that makes this life meaningless,
family anecdotes which capture as much
squalor and as little humanity
as the pallor of wedding speeches.
My mother is not there.
The inside of her head has always been a hidden terrain.
Her feelings and thoughts and the gap
between her mind and others
are lost forever.
Her agony is as mysterious and questionable
as the pain in the death of a tree.
I know it no more than I know anything
which happens behind the eyes of others.
But I know she died alone in the dark,
at 3.30 in the early morning hospital,
before the coming dawn.
So the crumpled lace,
and stalwart shoulders
fill me with despair.
This ceremony bows to nothingness
and will not rage at it.
It makes us acquiesce to death,
marshals our emotions,
denies our sadness,
erects chapels to tastelessness,
when we could bury our dead
in the brown earth and cry aloud for our loss.
- 10th Muse
- Angel Exhaust
- Blithe Spirit
- Brando's hat
- Brittle Star
- Cannon's Mouth, The
- Coffee House, The
- Dream Catcher
- Floating Bear, The
- French Literary Review, The
- Frogmore Papers, The
- Global Tapestry
- Grosseteste Review
- Homeless Diamonds
- Interpreter's House, The
- Journal, The
- Lamport Court
- London Magazine, The
- Modern Poetry in Translation
- Monkey Kettle
- Neon Highway
- New Welsh Review
- North, The
- Obsessed with pipework
- Oxford Poetry
- Painted, spoken
- Paper, The
- Pen Pusher Magazine
- Poetry Cornwall
- Poetry London
- Poetry London (1951)
- Poetry Nation
- Poetry Review, The
- Poetry Salzburg Review
- Poetry Scotland
- Poetry Wales
- Private Tutor
- Purple Patch
- Rain Dog
- Reach Poetry
- Review, The
- Rialto, The
- Second Aeon

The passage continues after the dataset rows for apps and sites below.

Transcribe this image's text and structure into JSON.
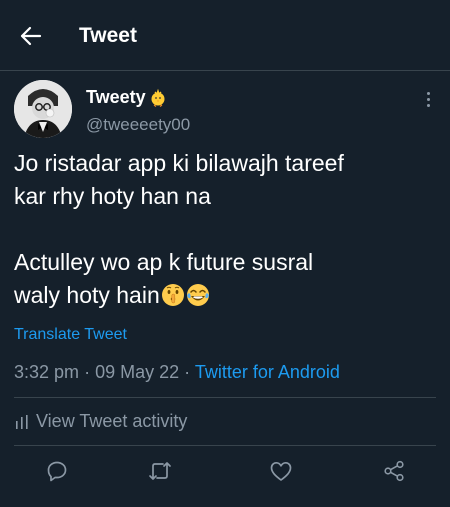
{
  "header": {
    "title": "Tweet"
  },
  "tweet": {
    "display_name": "Tweety",
    "handle": "@tweeeety00",
    "text_lines": [
      "Jo ristadar app ki bilawajh tareef",
      "kar rhy hoty han na",
      "",
      "Actulley wo ap k future susral",
      "waly hoty hain"
    ],
    "emojis": [
      "shushing-face-emoji",
      "tears-of-joy-emoji"
    ],
    "translate_label": "Translate Tweet",
    "time": "3:32 pm",
    "separator": "·",
    "date": "09 May 22",
    "source": "Twitter for Android",
    "activity_label": "View Tweet activity"
  },
  "colors": {
    "background": "#15202b",
    "border": "#38444d",
    "accent": "#1d9bf0",
    "secondary_text": "#8b98a5",
    "primary_text": "#ffffff"
  },
  "actions": [
    {
      "name": "reply",
      "icon": "reply-icon"
    },
    {
      "name": "retweet",
      "icon": "retweet-icon"
    },
    {
      "name": "like",
      "icon": "heart-icon"
    },
    {
      "name": "share",
      "icon": "share-icon"
    }
  ]
}
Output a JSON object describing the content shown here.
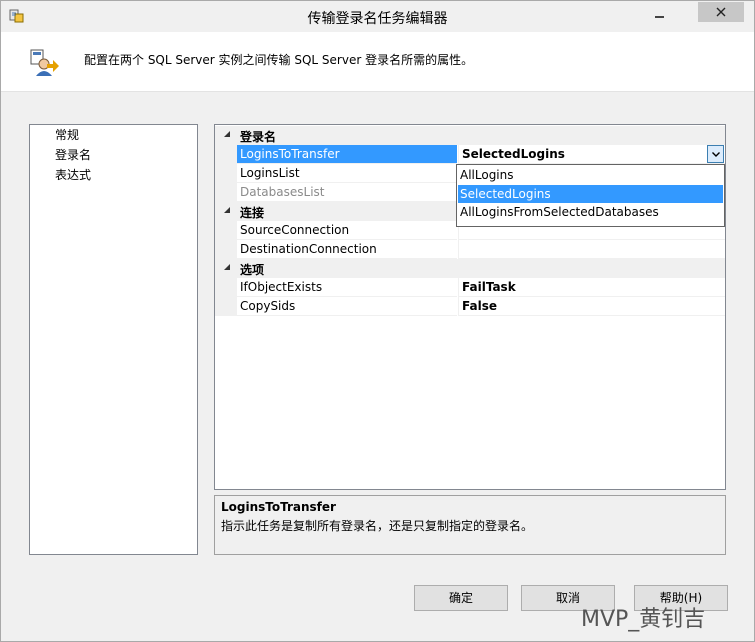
{
  "window": {
    "title": "传输登录名任务编辑器"
  },
  "header": {
    "description": "配置在两个 SQL Server 实例之间传输 SQL Server 登录名所需的属性。"
  },
  "nav": {
    "items": [
      {
        "label": "常规"
      },
      {
        "label": "登录名"
      },
      {
        "label": "表达式"
      }
    ]
  },
  "grid": {
    "categories": [
      {
        "label": "登录名"
      },
      {
        "label": "连接"
      },
      {
        "label": "选项"
      }
    ],
    "properties": {
      "logins_to_transfer": {
        "name": "LoginsToTransfer",
        "value": "SelectedLogins"
      },
      "logins_list": {
        "name": "LoginsList",
        "value": ""
      },
      "databases_list": {
        "name": "DatabasesList",
        "value": ""
      },
      "source_connection": {
        "name": "SourceConnection",
        "value": ""
      },
      "destination_connection": {
        "name": "DestinationConnection",
        "value": ""
      },
      "if_object_exists": {
        "name": "IfObjectExists",
        "value": "FailTask"
      },
      "copy_sids": {
        "name": "CopySids",
        "value": "False"
      }
    }
  },
  "dropdown": {
    "options": [
      {
        "label": "AllLogins"
      },
      {
        "label": "SelectedLogins"
      },
      {
        "label": "AllLoginsFromSelectedDatabases"
      }
    ],
    "selected": "SelectedLogins"
  },
  "description_panel": {
    "title": "LoginsToTransfer",
    "text": "指示此任务是复制所有登录名，还是只复制指定的登录名。"
  },
  "buttons": {
    "ok": "确定",
    "cancel": "取消",
    "help": "帮助(H)"
  },
  "watermark": "MVP_黄钊吉",
  "colors": {
    "selection": "#3399ff",
    "close_button": "#c7c7c7"
  }
}
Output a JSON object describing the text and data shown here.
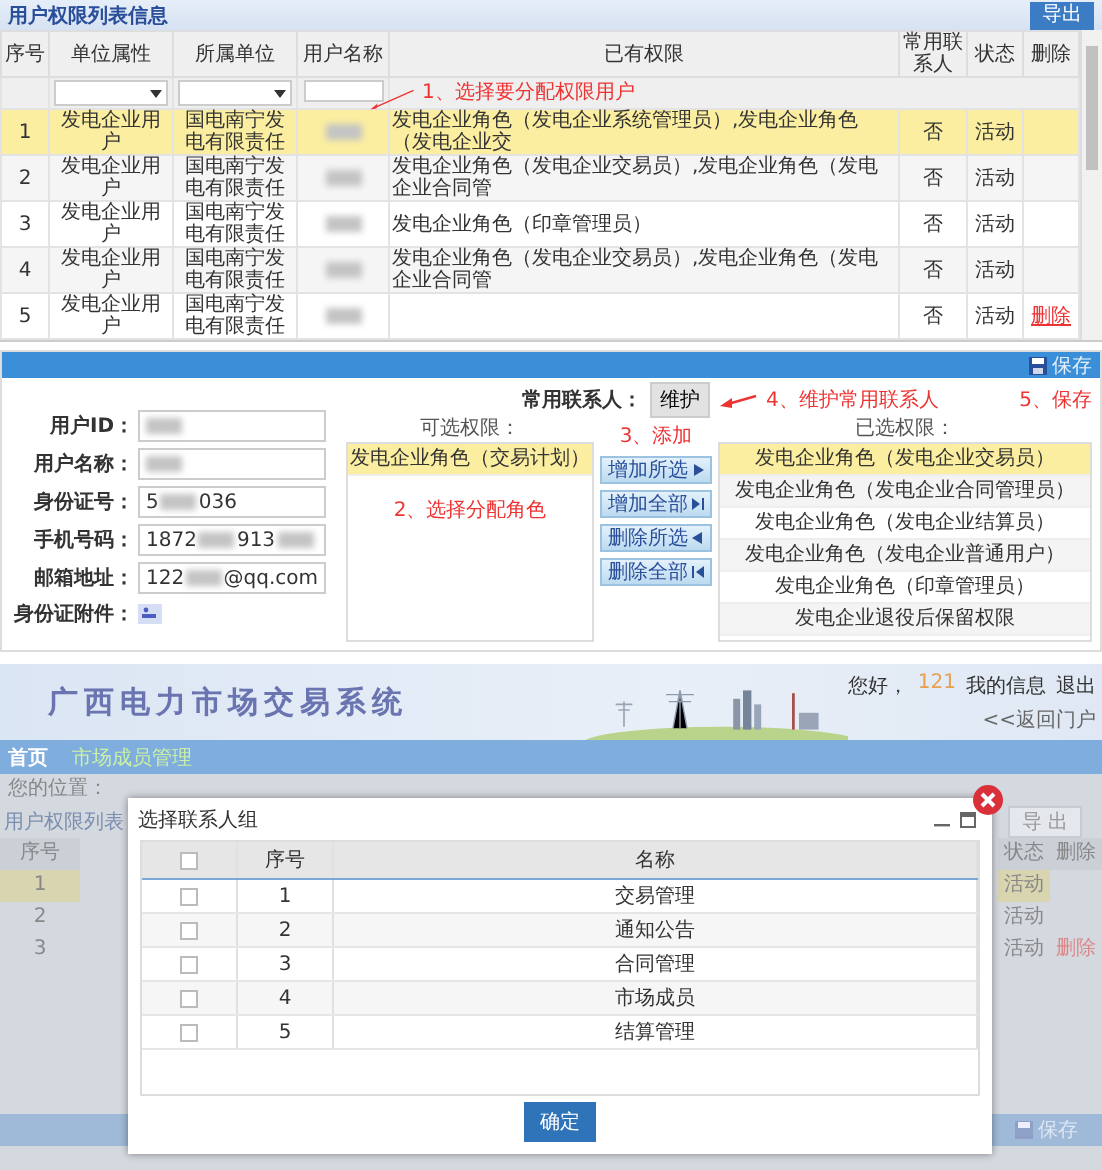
{
  "list_panel": {
    "title": "用户权限列表信息",
    "export_button": "导出",
    "columns": [
      "序号",
      "单位属性",
      "所属单位",
      "用户名称",
      "已有权限",
      "常用联系人",
      "状态",
      "删除"
    ],
    "filters": [
      {
        "kind": "select"
      },
      {
        "kind": "select"
      },
      {
        "kind": "text"
      }
    ],
    "annotation": "1、选择要分配权限用户",
    "rows": [
      {
        "index": "1",
        "unit_type": "发电企业用户",
        "unit": "国电南宁发电有限责任",
        "permissions": "发电企业角色（发电企业系统管理员）,发电企业角色（发电企业交",
        "contact": "否",
        "status": "活动",
        "selected": true
      },
      {
        "index": "2",
        "unit_type": "发电企业用户",
        "unit": "国电南宁发电有限责任",
        "permissions": "发电企业角色（发电企业交易员）,发电企业角色（发电企业合同管",
        "contact": "否",
        "status": "活动",
        "selected": false
      },
      {
        "index": "3",
        "unit_type": "发电企业用户",
        "unit": "国电南宁发电有限责任",
        "permissions": "发电企业角色（印章管理员）",
        "contact": "否",
        "status": "活动",
        "selected": false
      },
      {
        "index": "4",
        "unit_type": "发电企业用户",
        "unit": "国电南宁发电有限责任",
        "permissions": "发电企业角色（发电企业交易员）,发电企业角色（发电企业合同管",
        "contact": "否",
        "status": "活动",
        "selected": false
      },
      {
        "index": "5",
        "unit_type": "发电企业用户",
        "unit": "国电南宁发电有限责任",
        "contact": "否",
        "status": "活动",
        "delete_link": "删除",
        "selected": false
      }
    ]
  },
  "edit_panel": {
    "save_button": "保存",
    "save_annotation": "5、保存",
    "fields": [
      {
        "label": "用户ID：",
        "parts": [
          {
            "kind": "blur"
          }
        ]
      },
      {
        "label": "用户名称：",
        "parts": [
          {
            "kind": "blur"
          }
        ]
      },
      {
        "label": "身份证号：",
        "parts": [
          {
            "kind": "text",
            "text": "5"
          },
          {
            "kind": "blur"
          },
          {
            "kind": "text",
            "text": "036"
          }
        ]
      },
      {
        "label": "手机号码：",
        "parts": [
          {
            "kind": "text",
            "text": "1872"
          },
          {
            "kind": "blur"
          },
          {
            "kind": "text",
            "text": "913"
          },
          {
            "kind": "blur"
          }
        ]
      },
      {
        "label": "邮箱地址：",
        "parts": [
          {
            "kind": "text",
            "text": "122"
          },
          {
            "kind": "blur"
          },
          {
            "kind": "text",
            "text": "@qq.com"
          }
        ]
      }
    ],
    "attachment_label": "身份证附件：",
    "contact_label": "常用联系人：",
    "maintain_button": "维护",
    "maintain_annotation": "4、维护常用联系人",
    "available_label": "可选权限：",
    "available": [
      {
        "label": "发电企业角色（交易计划）",
        "selected": true
      }
    ],
    "available_annotation": "2、选择分配角色",
    "add_annotation": "3、添加",
    "move_buttons": [
      {
        "label": "增加所选",
        "kind": "add-one"
      },
      {
        "label": "增加全部",
        "kind": "add-all"
      },
      {
        "label": "删除所选",
        "kind": "remove-one"
      },
      {
        "label": "删除全部",
        "kind": "remove-all"
      }
    ],
    "chosen_label": "已选权限：",
    "chosen": [
      {
        "label": "发电企业角色（发电企业交易员）",
        "selected": true
      },
      {
        "label": "发电企业角色（发电企业合同管理员）",
        "selected": false
      },
      {
        "label": "发电企业角色（发电企业结算员）",
        "selected": false
      },
      {
        "label": "发电企业角色（发电企业普通用户）",
        "selected": false
      },
      {
        "label": "发电企业角色（印章管理员）",
        "selected": false
      },
      {
        "label": "发电企业退役后保留权限",
        "selected": false
      }
    ]
  },
  "portal": {
    "title": "广西电力市场交易系统",
    "greeting": "您好，",
    "user": "121",
    "my_info": "我的信息",
    "logout": "退出",
    "back": "<<返回门户",
    "nav": [
      "首页",
      "市场成员管理"
    ],
    "breadcrumb_label": "您的位置：",
    "list_title": "用户权限列表",
    "export_button": "导 出",
    "columns": [
      "序号",
      "状态",
      "删除"
    ],
    "rows": [
      {
        "index": "1",
        "status": "活动",
        "selected": true
      },
      {
        "index": "2",
        "status": "活动",
        "selected": false
      },
      {
        "index": "3",
        "status": "活动",
        "delete_link": "删除",
        "selected": false
      }
    ],
    "save_button": "保存"
  },
  "modal": {
    "title": "选择联系人组",
    "all_checked": false,
    "columns": [
      "序号",
      "名称"
    ],
    "rows": [
      {
        "index": "1",
        "name": "交易管理",
        "checked": false
      },
      {
        "index": "2",
        "name": "通知公告",
        "checked": false
      },
      {
        "index": "3",
        "name": "合同管理",
        "checked": false
      },
      {
        "index": "4",
        "name": "市场成员",
        "checked": false
      },
      {
        "index": "5",
        "name": "结算管理",
        "checked": false
      }
    ],
    "ok_button": "确定"
  }
}
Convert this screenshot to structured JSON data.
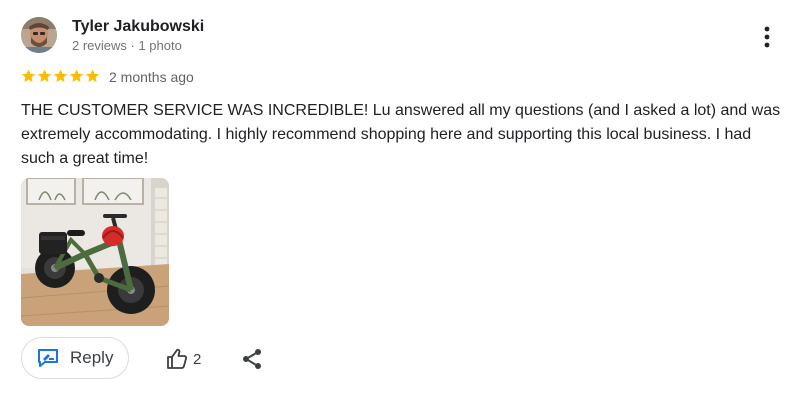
{
  "reviewer": {
    "name": "Tyler Jakubowski",
    "meta": "2 reviews · 1 photo"
  },
  "rating": {
    "stars": 5,
    "max": 5,
    "date": "2 months ago"
  },
  "review": {
    "text": "THE CUSTOMER SERVICE WAS INCREDIBLE! Lu answered all my questions (and I asked a lot) and was extremely accommodating. I highly recommend shopping here and supporting this local business. I had such a great time!"
  },
  "actions": {
    "reply_label": "Reply",
    "like_count": "2"
  },
  "icons": {
    "more": "more-vert-icon",
    "star": "star-icon",
    "reply": "reply-icon",
    "like": "thumbs-up-icon",
    "share": "share-icon"
  },
  "colors": {
    "star": "#fbbc04",
    "reply_icon": "#1a73e8",
    "meta_text": "#70757a",
    "border": "#dadce0"
  }
}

- Seventh Quarry, The
- Smiths Knoll
- Strange Faeces
- Tabla Book of New Verse, The
- Tolling Elves
- Ugly Tree, The
- Wolf, The
- Yellow Crane, The